#### ENTRIES SHOWN
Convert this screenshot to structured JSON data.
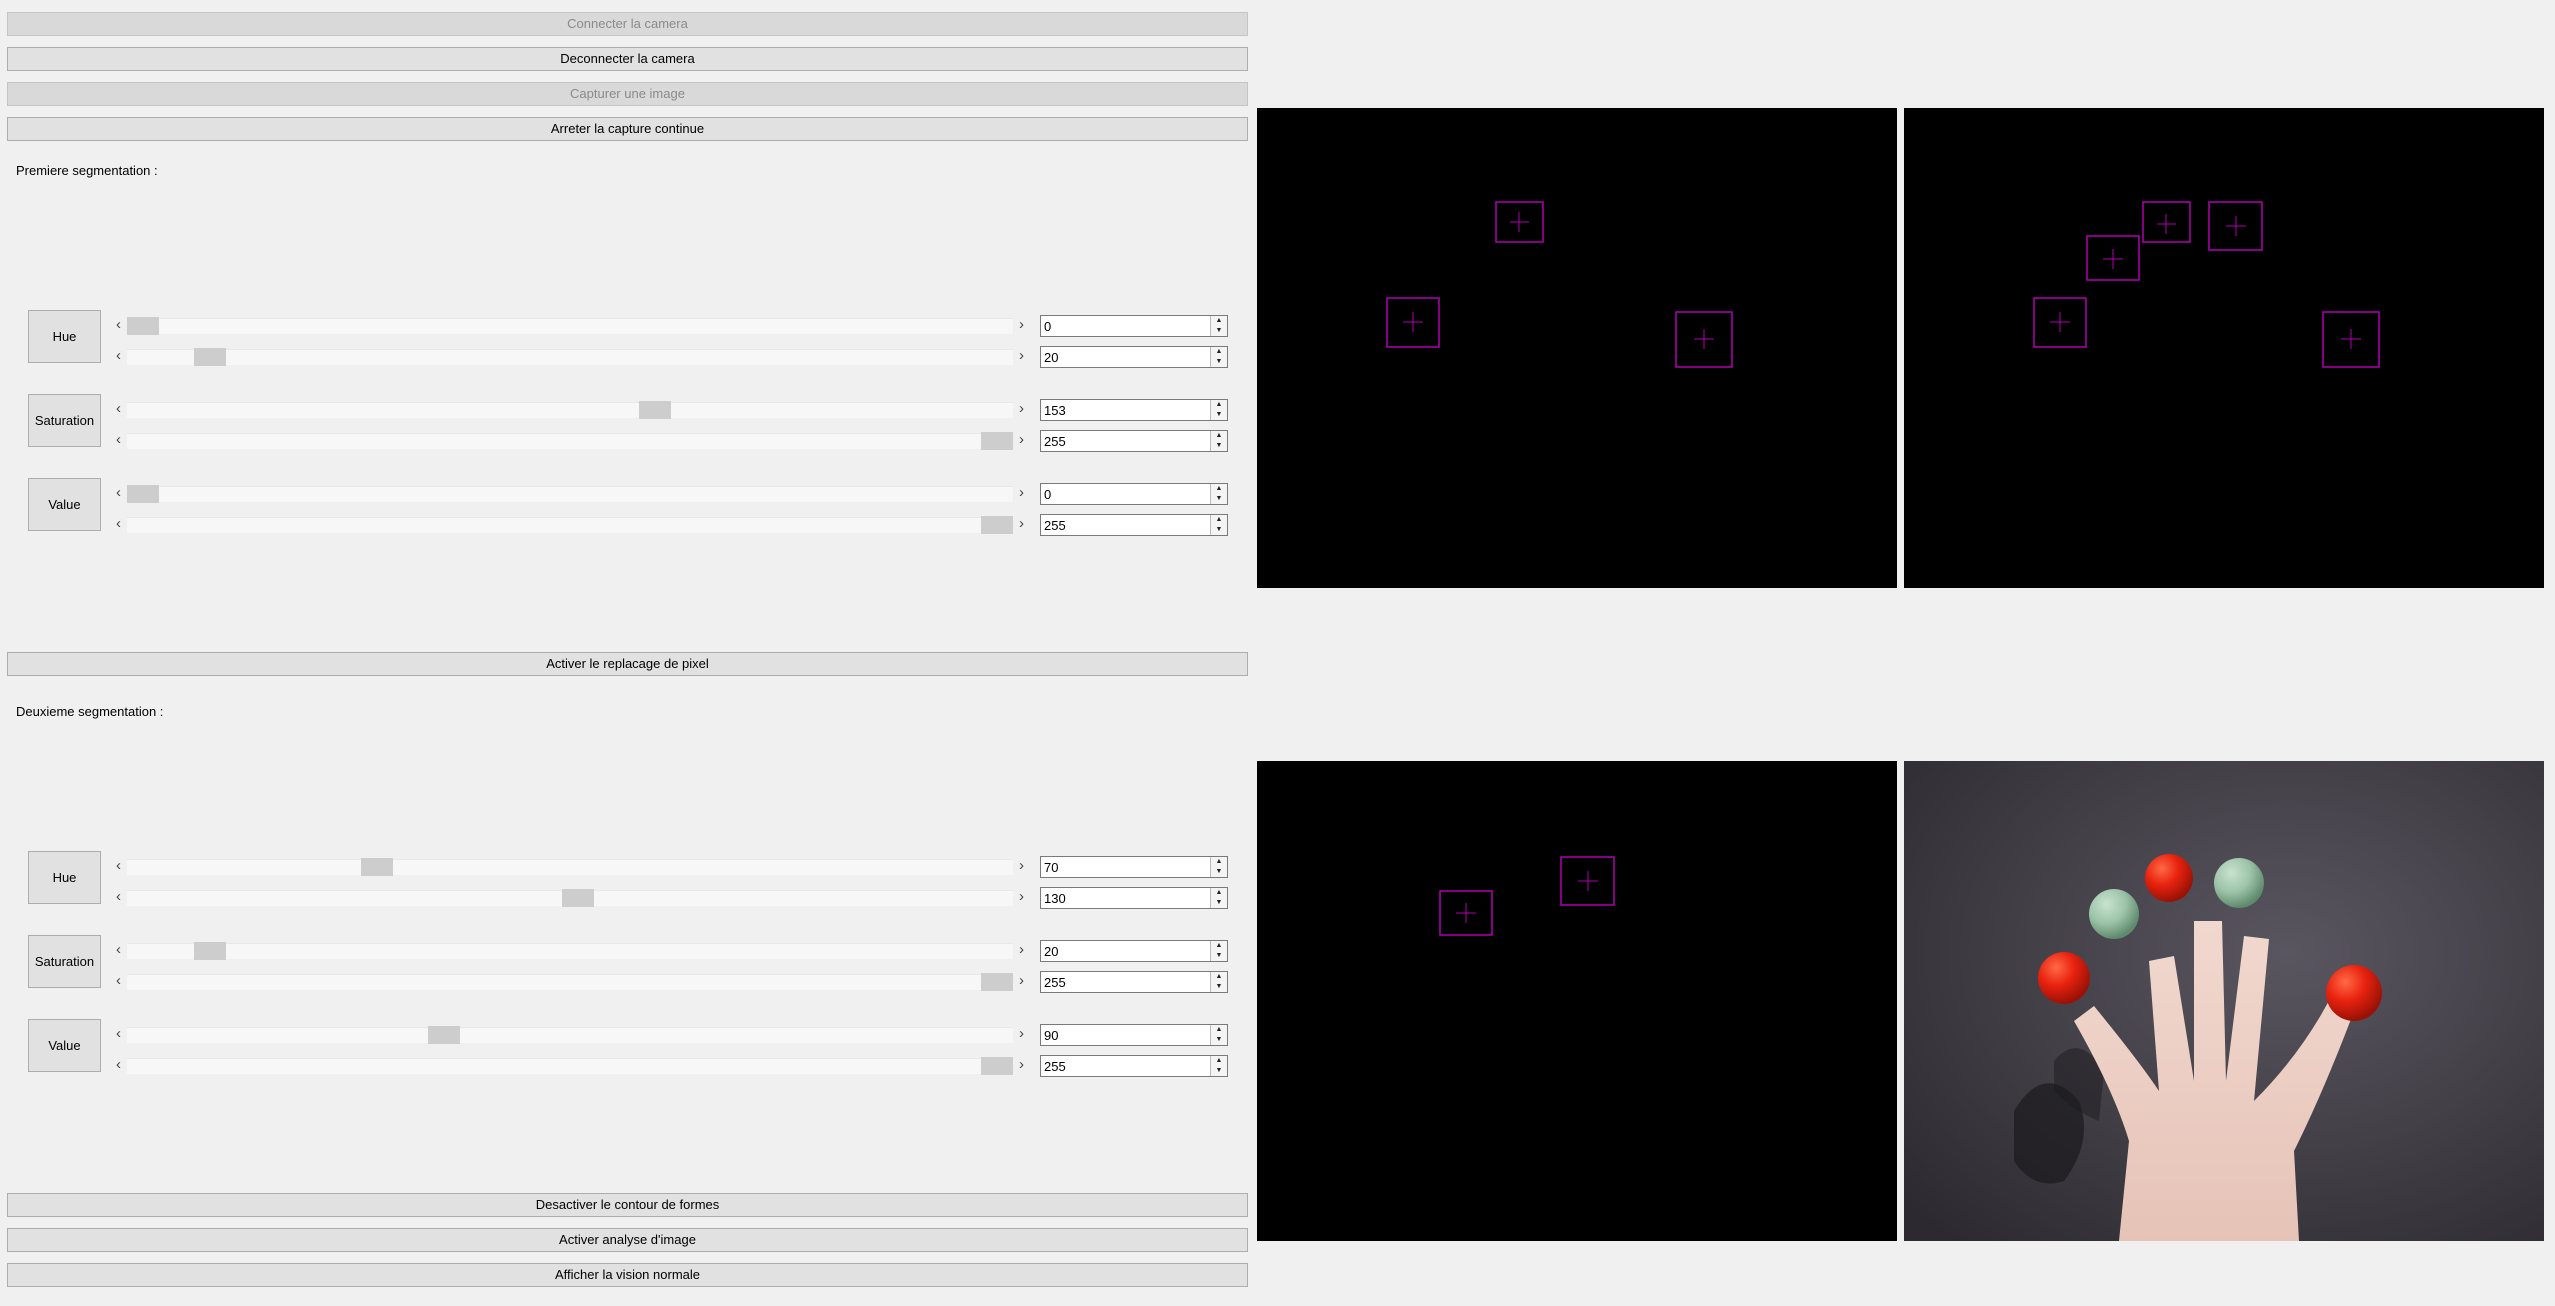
{
  "buttons": {
    "connect_camera": "Connecter la camera",
    "disconnect_camera": "Deconnecter la camera",
    "capture_image": "Capturer une image",
    "stop_continuous_capture": "Arreter la capture continue",
    "enable_pixel_replacement": "Activer le replacage de pixel",
    "disable_shape_contour": "Desactiver le contour de formes",
    "enable_image_analysis": "Activer analyse d'image",
    "show_normal_vision": "Afficher la vision normale"
  },
  "first_segmentation": {
    "title": "Premiere segmentation :",
    "channels": [
      {
        "label": "Hue",
        "min": 0,
        "max": 20,
        "min_text": "0",
        "max_text": "20"
      },
      {
        "label": "Saturation",
        "min": 153,
        "max": 255,
        "min_text": "153",
        "max_text": "255"
      },
      {
        "label": "Value",
        "min": 0,
        "max": 255,
        "min_text": "0",
        "max_text": "255"
      }
    ]
  },
  "second_segmentation": {
    "title": "Deuxieme segmentation :",
    "channels": [
      {
        "label": "Hue",
        "min": 70,
        "max": 130,
        "min_text": "70",
        "max_text": "130"
      },
      {
        "label": "Saturation",
        "min": 20,
        "max": 255,
        "min_text": "20",
        "max_text": "255"
      },
      {
        "label": "Value",
        "min": 90,
        "max": 255,
        "min_text": "90",
        "max_text": "255"
      }
    ]
  },
  "colors": {
    "marker": "#b000b0",
    "button_bg": "#e1e1e1",
    "disabled_text": "#8a8a8a",
    "red_ball": "#e8220f",
    "green_ball": "#9cc3a8"
  },
  "icons": {
    "slider_left": "chevron-left-icon",
    "slider_right": "chevron-right-icon",
    "spin_up": "caret-up-icon",
    "spin_down": "caret-down-icon",
    "marker": "crosshair-box-icon"
  }
}
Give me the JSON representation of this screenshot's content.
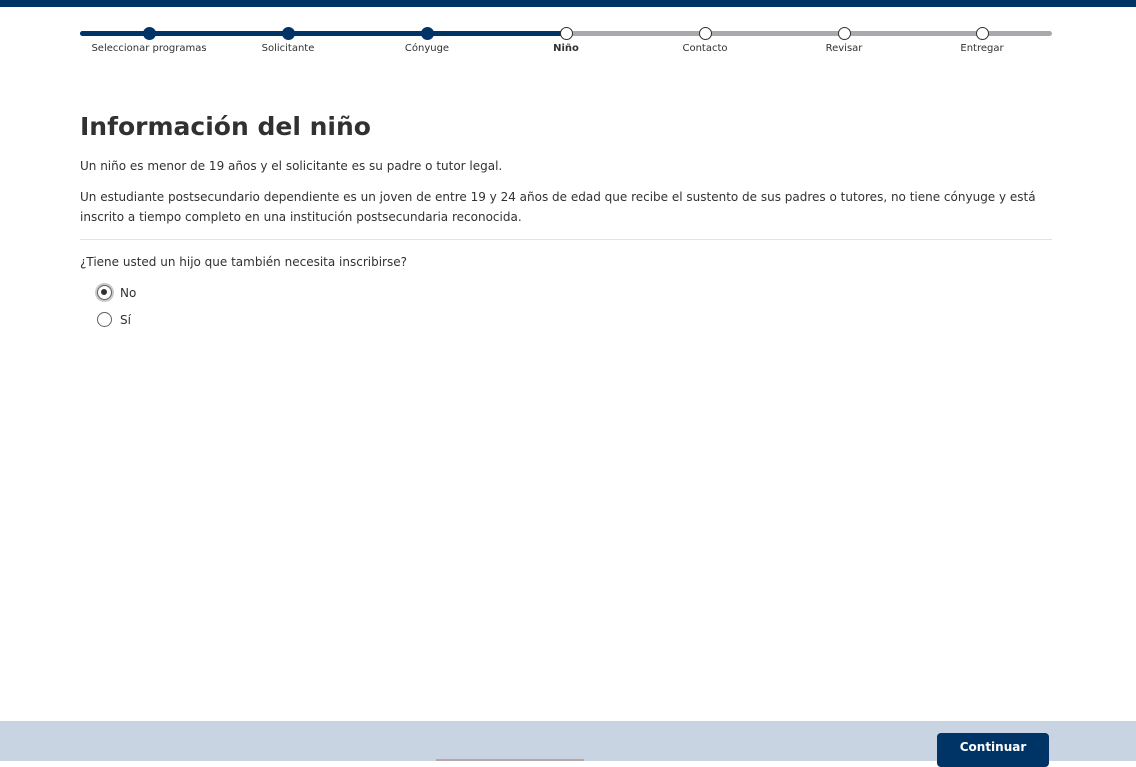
{
  "stepper": {
    "steps": [
      {
        "label": "Seleccionar programas",
        "state": "done"
      },
      {
        "label": "Solicitante",
        "state": "done"
      },
      {
        "label": "Cónyuge",
        "state": "done"
      },
      {
        "label": "Niño",
        "state": "current"
      },
      {
        "label": "Contacto",
        "state": "todo"
      },
      {
        "label": "Revisar",
        "state": "todo"
      },
      {
        "label": "Entregar",
        "state": "todo"
      }
    ],
    "progress_fraction": 0.5
  },
  "page": {
    "title": "Información del niño",
    "paragraph1": "Un niño es menor de 19 años y el solicitante es su padre o tutor legal.",
    "paragraph2": "Un estudiante postsecundario dependiente es un joven de entre 19 y 24 años de edad que recibe el sustento de sus padres o tutores, no tiene cónyuge y está inscrito a tiempo completo en una institución postsecundaria reconocida."
  },
  "question": {
    "text": "¿Tiene usted un hijo que también necesita inscribirse?",
    "options": [
      {
        "label": "No",
        "checked": true
      },
      {
        "label": "Sí",
        "checked": false
      }
    ]
  },
  "footer": {
    "continue_label": "Continuar"
  },
  "colors": {
    "brand": "#003366",
    "track_inactive": "#a7a9ac",
    "footer_bg": "#c8d4e1"
  }
}
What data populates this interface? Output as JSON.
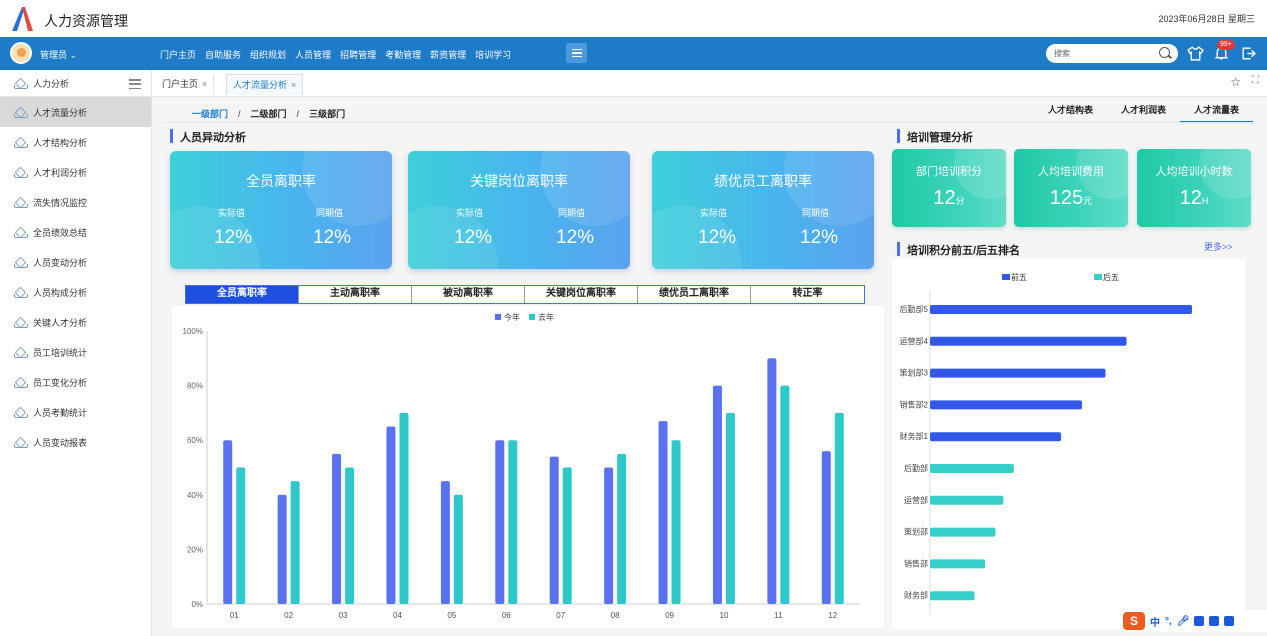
{
  "app": {
    "title": "人力资源管理",
    "date": "2023年06月28日  星期三"
  },
  "navbar": {
    "user": "管理员",
    "items": [
      "门户主页",
      "自助服务",
      "组织规划",
      "人员管理",
      "招聘管理",
      "考勤管理",
      "薪资管理",
      "培训学习"
    ],
    "search_placeholder": "搜索",
    "badge": "99+"
  },
  "sidebar": {
    "header": "人力分析",
    "items": [
      "人才流量分析",
      "人才结构分析",
      "人才利润分析",
      "流失情况监控",
      "全员绩效总结",
      "人员变动分析",
      "人员构成分析",
      "关键人才分析",
      "员工培训统计",
      "员工变化分析",
      "人员考勤统计",
      "人员变动报表"
    ],
    "active_index": 0
  },
  "tabs": [
    {
      "label": "门户主页",
      "active": false
    },
    {
      "label": "人才流量分析",
      "active": true
    }
  ],
  "breadcrumb": [
    "一级部门",
    "二级部门",
    "三级部门"
  ],
  "right_tabs": [
    "人才结构表",
    "人才利润表",
    "人才流量表"
  ],
  "right_tabs_active": 2,
  "section1_title": "人员异动分析",
  "section2_title": "培训管理分析",
  "section3_title": "培训积分前五/后五排名",
  "more_label": "更多>>",
  "cards": [
    {
      "title": "全员离职率",
      "actual_label": "实际值",
      "actual": "12%",
      "prior_label": "同期值",
      "prior": "12%"
    },
    {
      "title": "关键岗位离职率",
      "actual_label": "实际值",
      "actual": "12%",
      "prior_label": "同期值",
      "prior": "12%"
    },
    {
      "title": "绩优员工离职率",
      "actual_label": "实际值",
      "actual": "12%",
      "prior_label": "同期值",
      "prior": "12%"
    }
  ],
  "training_cards": [
    {
      "title": "部门培训积分",
      "value": "12",
      "unit": "分"
    },
    {
      "title": "人均培训费用",
      "value": "125",
      "unit": "元"
    },
    {
      "title": "人均培训小时数",
      "value": "12",
      "unit": "H"
    }
  ],
  "filter_tabs": [
    "全员离职率",
    "主动离职率",
    "被动离职率",
    "关键岗位离职率",
    "绩优员工离职率",
    "转正率"
  ],
  "filter_active": 0,
  "taskbar": {
    "ime": "中",
    "symbol": "°,"
  },
  "colors": {
    "nav": "#1e7bc8",
    "this_year": "#5b72f0",
    "last_year": "#2fc8c8",
    "top5": "#3158e8",
    "bottom5": "#36cfc9"
  },
  "chart_data": [
    {
      "type": "bar",
      "categories": [
        "01",
        "02",
        "03",
        "04",
        "05",
        "06",
        "07",
        "08",
        "09",
        "10",
        "11",
        "12"
      ],
      "series": [
        {
          "name": "今年",
          "values": [
            60,
            40,
            55,
            65,
            45,
            60,
            54,
            50,
            67,
            80,
            90,
            56
          ]
        },
        {
          "name": "去年",
          "values": [
            50,
            45,
            50,
            70,
            40,
            60,
            50,
            55,
            60,
            70,
            80,
            70
          ]
        }
      ],
      "ylim": [
        0,
        100
      ],
      "yticks": [
        "0%",
        "20%",
        "40%",
        "60%",
        "80%",
        "100%"
      ],
      "legend": "top-center",
      "grid": false
    },
    {
      "type": "bar",
      "orientation": "horizontal",
      "categories": [
        "后勤部5",
        "运营部4",
        "策划部3",
        "销售部2",
        "财务部1",
        "后勤部",
        "运营部",
        "策划部",
        "销售部",
        "财务部"
      ],
      "series": [
        {
          "name": "前五",
          "values": [
            100,
            75,
            67,
            58,
            50,
            null,
            null,
            null,
            null,
            null
          ]
        },
        {
          "name": "后五",
          "values": [
            null,
            null,
            null,
            null,
            null,
            32,
            28,
            25,
            21,
            17
          ]
        }
      ],
      "legend": "top-center",
      "grid": false
    }
  ]
}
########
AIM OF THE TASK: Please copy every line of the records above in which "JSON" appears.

ANSWER TO THIS TASK:
Convert this screenshot to structured JSON data.
Give me the JSON representation of this screenshot's content.
What data populates this interface? Output as JSON.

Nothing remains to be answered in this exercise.